Your goal: Read through the data, and wherever a line holds the word "nDEVICE", write that line out.

Web page and app entries:
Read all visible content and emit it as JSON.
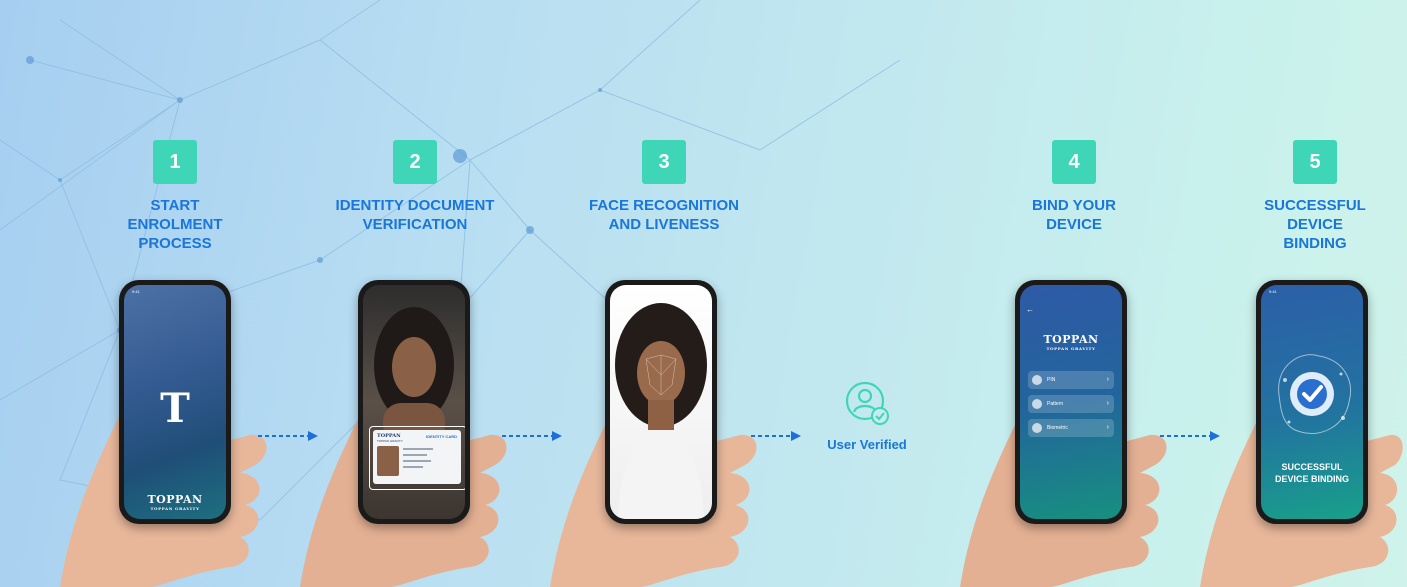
{
  "steps": [
    {
      "number": "1",
      "label": "START\nENROLMENT\nPROCESS"
    },
    {
      "number": "2",
      "label": "IDENTITY DOCUMENT\nVERIFICATION"
    },
    {
      "number": "3",
      "label": "FACE RECOGNITION\nAND LIVENESS"
    },
    {
      "number": "4",
      "label": "BIND YOUR\nDEVICE"
    },
    {
      "number": "5",
      "label": "SUCCESSFUL\nDEVICE\nBINDING"
    }
  ],
  "verified": {
    "label": "User Verified",
    "icon": "user-verified-icon"
  },
  "brand": {
    "name": "TOPPAN",
    "subtitle": "TOPPAN GRAVITY",
    "logo_letter": "T"
  },
  "id_card": {
    "brand": "TOPPAN",
    "sub": "TOPPAN GRAVITY",
    "title": "IDENTITY CARD"
  },
  "bind_menu": [
    {
      "label": "PIN",
      "icon": "pin-icon"
    },
    {
      "label": "Pattern",
      "icon": "pattern-icon"
    },
    {
      "label": "Biometric",
      "icon": "biometric-icon"
    }
  ],
  "success_screen": {
    "text": "SUCCESSFUL\nDEVICE BINDING"
  },
  "status_bar": {
    "time": "9:41"
  },
  "colors": {
    "accent_teal": "#3fd6b8",
    "label_blue": "#1a76d8",
    "arrow_blue": "#1e6fd9"
  }
}
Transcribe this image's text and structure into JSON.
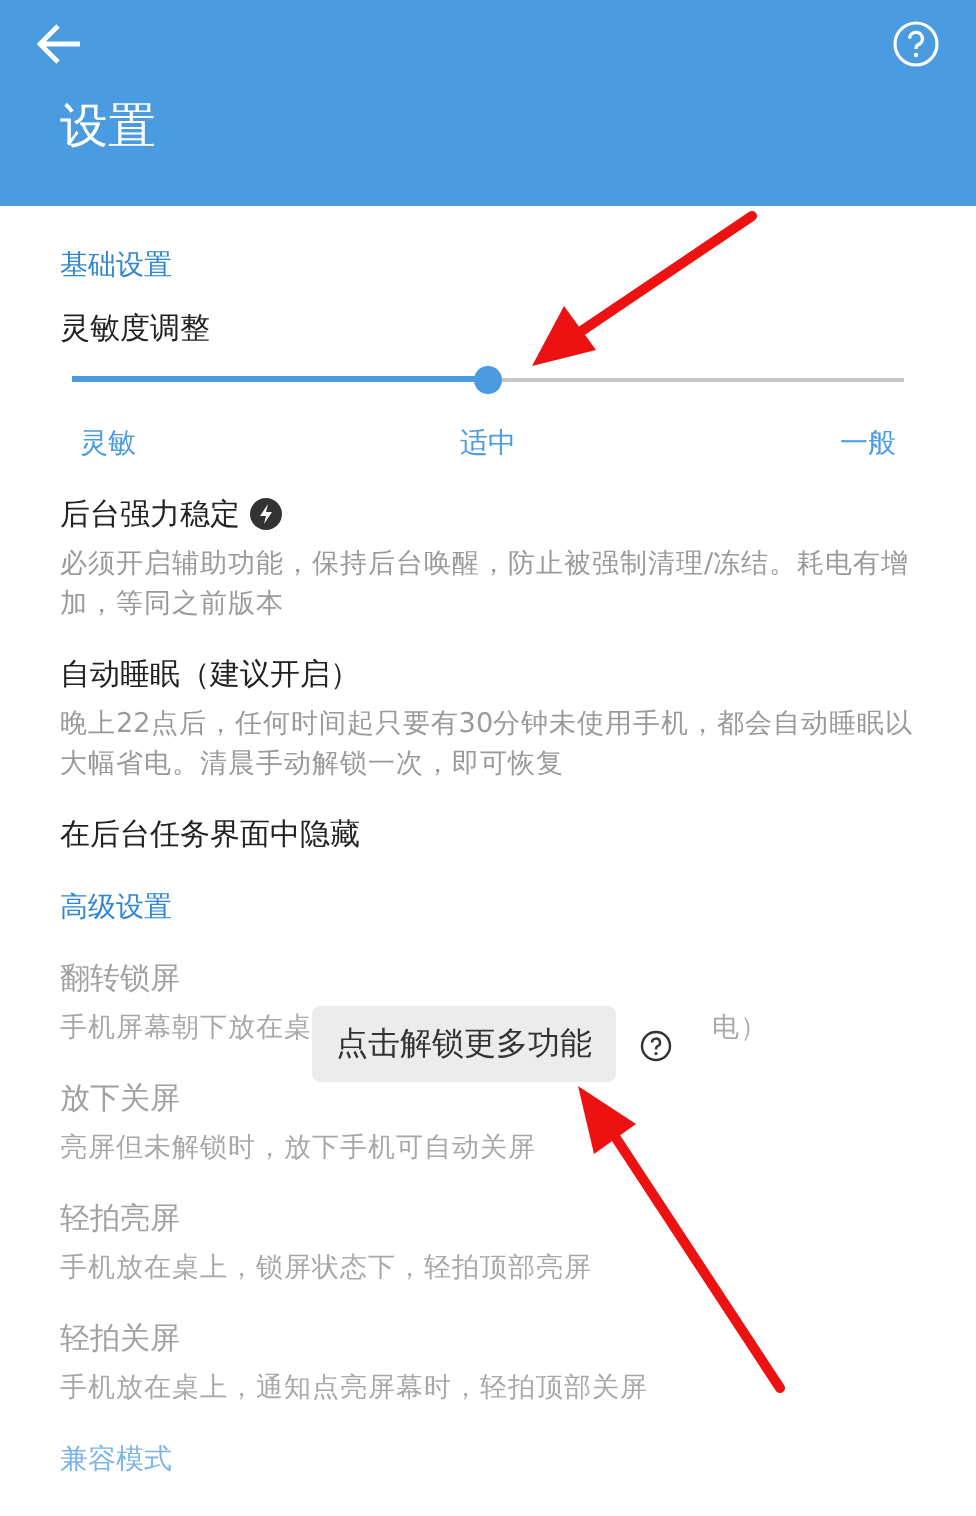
{
  "header": {
    "title": "设置"
  },
  "sections": [
    {
      "title": "基础设置",
      "disabled": false,
      "items": [
        {
          "kind": "slider",
          "title": "灵敏度调整",
          "level": 0.5,
          "labels": [
            "灵敏",
            "适中",
            "一般"
          ]
        },
        {
          "kind": "text",
          "title": "后台强力稳定",
          "bolt": true,
          "disabled": false,
          "description": "必须开启辅助功能，保持后台唤醒，防止被强制清理/冻结。耗电有增加，等同之前版本"
        },
        {
          "kind": "text",
          "title": "自动睡眠（建议开启）",
          "disabled": false,
          "description": "晚上22点后，任何时间起只要有30分钟未使用手机，都会自动睡眠以大幅省电。清晨手动解锁一次，即可恢复"
        },
        {
          "kind": "text",
          "title": "在后台任务界面中隐藏",
          "disabled": false
        }
      ]
    },
    {
      "title": "高级设置",
      "disabled": false,
      "items": [
        {
          "kind": "text",
          "title": "翻转锁屏",
          "disabled": true,
          "description_parts": [
            "手机屏幕朝下放在桌",
            "电）"
          ]
        },
        {
          "kind": "text",
          "title": "放下关屏",
          "disabled": true,
          "description": "亮屏但未解锁时，放下手机可自动关屏"
        },
        {
          "kind": "text",
          "title": "轻拍亮屏",
          "disabled": true,
          "description": "手机放在桌上，锁屏状态下，轻拍顶部亮屏"
        },
        {
          "kind": "text",
          "title": "轻拍关屏",
          "disabled": true,
          "description": "手机放在桌上，通知点亮屏幕时，轻拍顶部关屏"
        }
      ]
    },
    {
      "title": "兼容模式",
      "disabled": true
    }
  ],
  "toast": {
    "text": "点击解锁更多功能"
  }
}
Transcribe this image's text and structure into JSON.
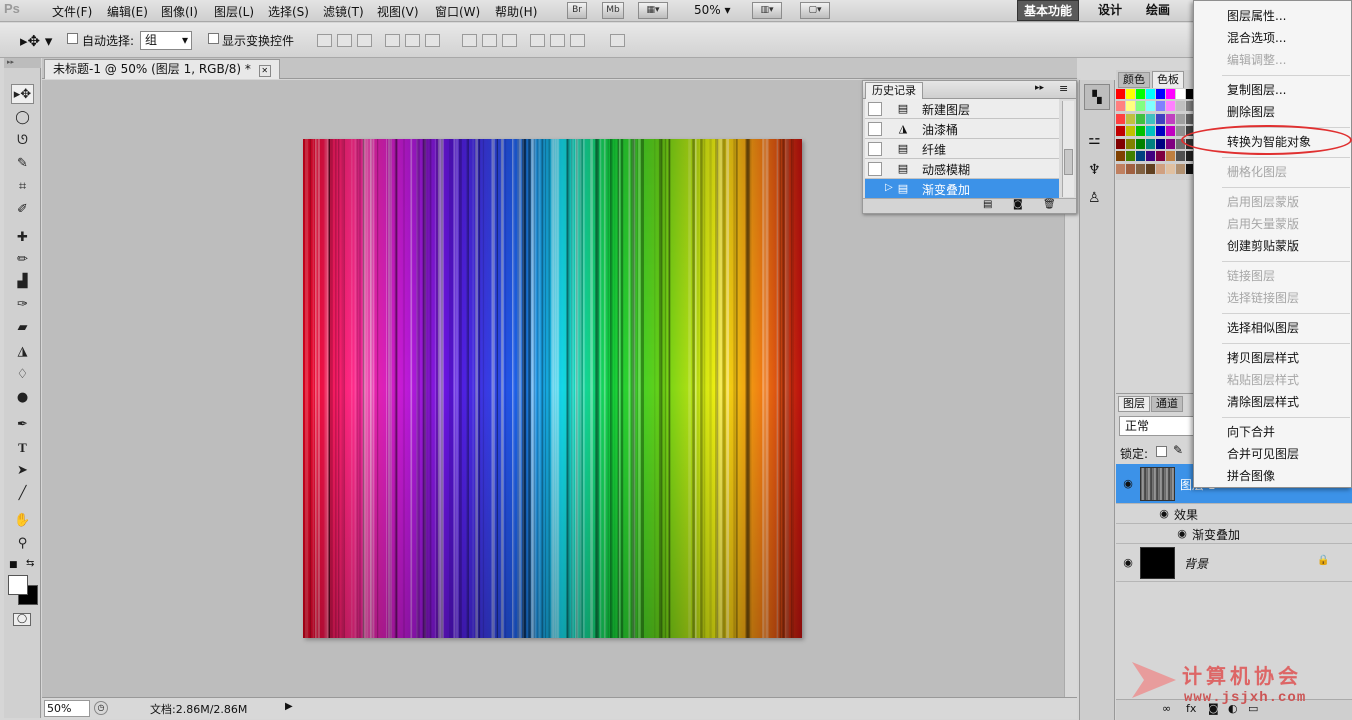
{
  "app": {
    "logo": "Ps"
  },
  "menubar": {
    "items": [
      "文件(F)",
      "编辑(E)",
      "图像(I)",
      "图层(L)",
      "选择(S)",
      "滤镜(T)",
      "视图(V)",
      "窗口(W)",
      "帮助(H)"
    ],
    "bridge_label": "Br",
    "minibridge_label": "Mb",
    "zoom": "50%",
    "workspaces": [
      "基本功能",
      "设计",
      "绘画"
    ]
  },
  "options": {
    "auto_select_label": "自动选择:",
    "auto_select_value": "组",
    "show_transform_label": "显示变换控件"
  },
  "document": {
    "tab_title": "未标题-1 @ 50% (图层 1, RGB/8) *",
    "close_glyph": "✕"
  },
  "status": {
    "zoom": "50%",
    "doc_info": "文档:2.86M/2.86M"
  },
  "history": {
    "title": "历史记录",
    "items": [
      {
        "label": "新建图层",
        "icon": "document-icon",
        "selected": false
      },
      {
        "label": "油漆桶",
        "icon": "paint-bucket-icon",
        "selected": false
      },
      {
        "label": "纤维",
        "icon": "document-icon",
        "selected": false
      },
      {
        "label": "动感模糊",
        "icon": "document-icon",
        "selected": false
      },
      {
        "label": "渐变叠加",
        "icon": "document-icon",
        "selected": true
      }
    ]
  },
  "color_panel": {
    "tabs": [
      "颜色",
      "色板"
    ],
    "swatches": [
      "#ff0000",
      "#ffff00",
      "#00ff00",
      "#00ffff",
      "#0000ff",
      "#ff00ff",
      "#ffffff",
      "#000000",
      "#ff8080",
      "#ffff80",
      "#80ff80",
      "#80ffff",
      "#8080ff",
      "#ff80ff",
      "#c0c0c0",
      "#808080",
      "#ff4040",
      "#c0c040",
      "#40c040",
      "#40c0c0",
      "#4040c0",
      "#c040c0",
      "#a0a0a0",
      "#606060",
      "#c00000",
      "#c0c000",
      "#00c000",
      "#00c0c0",
      "#0000c0",
      "#c000c0",
      "#909090",
      "#404040",
      "#800000",
      "#808000",
      "#008000",
      "#008080",
      "#000080",
      "#800080",
      "#707070",
      "#303030",
      "#804000",
      "#408000",
      "#004080",
      "#400080",
      "#800040",
      "#c08040",
      "#505050",
      "#202020",
      "#c08060",
      "#a06040",
      "#806040",
      "#604020",
      "#d0a080",
      "#e0c0a0",
      "#b09070",
      "#101010"
    ]
  },
  "layers": {
    "tabs": [
      "图层",
      "通道"
    ],
    "blend_mode": "正常",
    "lock_label": "锁定:",
    "layer1_name": "图层 1",
    "effects_label": "效果",
    "effect_name": "渐变叠加",
    "background_name": "背景"
  },
  "context_menu": {
    "items": [
      {
        "label": "图层属性...",
        "disabled": false,
        "sep_after": false
      },
      {
        "label": "混合选项...",
        "disabled": false,
        "sep_after": false
      },
      {
        "label": "编辑调整...",
        "disabled": true,
        "sep_after": true
      },
      {
        "label": "复制图层...",
        "disabled": false,
        "sep_after": false
      },
      {
        "label": "删除图层",
        "disabled": false,
        "sep_after": true
      },
      {
        "label": "转换为智能对象",
        "disabled": false,
        "sep_after": true
      },
      {
        "label": "栅格化图层",
        "disabled": true,
        "sep_after": true
      },
      {
        "label": "启用图层蒙版",
        "disabled": true,
        "sep_after": false
      },
      {
        "label": "启用矢量蒙版",
        "disabled": true,
        "sep_after": false
      },
      {
        "label": "创建剪贴蒙版",
        "disabled": false,
        "sep_after": true
      },
      {
        "label": "链接图层",
        "disabled": true,
        "sep_after": false
      },
      {
        "label": "选择链接图层",
        "disabled": true,
        "sep_after": true
      },
      {
        "label": "选择相似图层",
        "disabled": false,
        "sep_after": true
      },
      {
        "label": "拷贝图层样式",
        "disabled": false,
        "sep_after": false
      },
      {
        "label": "粘贴图层样式",
        "disabled": true,
        "sep_after": false
      },
      {
        "label": "清除图层样式",
        "disabled": false,
        "sep_after": true
      },
      {
        "label": "向下合并",
        "disabled": false,
        "sep_after": false
      },
      {
        "label": "合并可见图层",
        "disabled": false,
        "sep_after": false
      },
      {
        "label": "拼合图像",
        "disabled": false,
        "sep_after": false
      }
    ]
  },
  "watermark": {
    "text": "计算机协会",
    "url": "www.jsjxh.com"
  }
}
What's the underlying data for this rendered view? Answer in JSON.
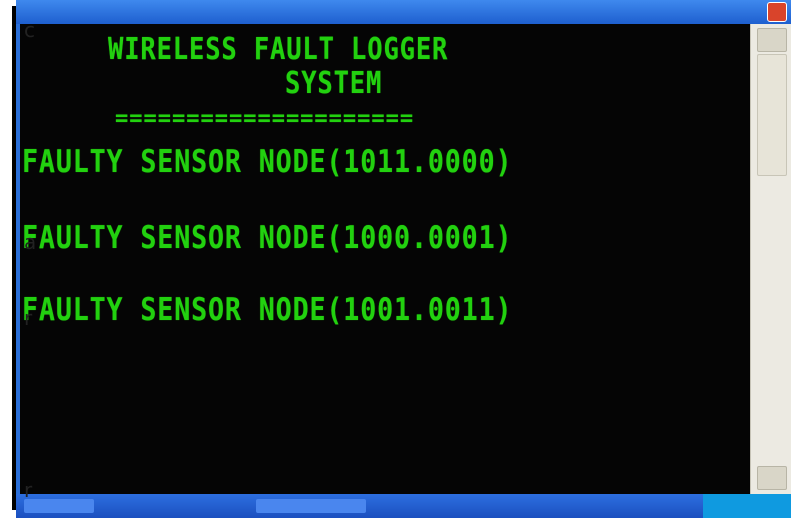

Written answer:
      "label": "BIND YOUR\nDEVICE"
      "label": "SUCCESSFUL\nDEVICE\nBINDING"
    "text": "SUCCESSFUL\nDEVICE BINDING"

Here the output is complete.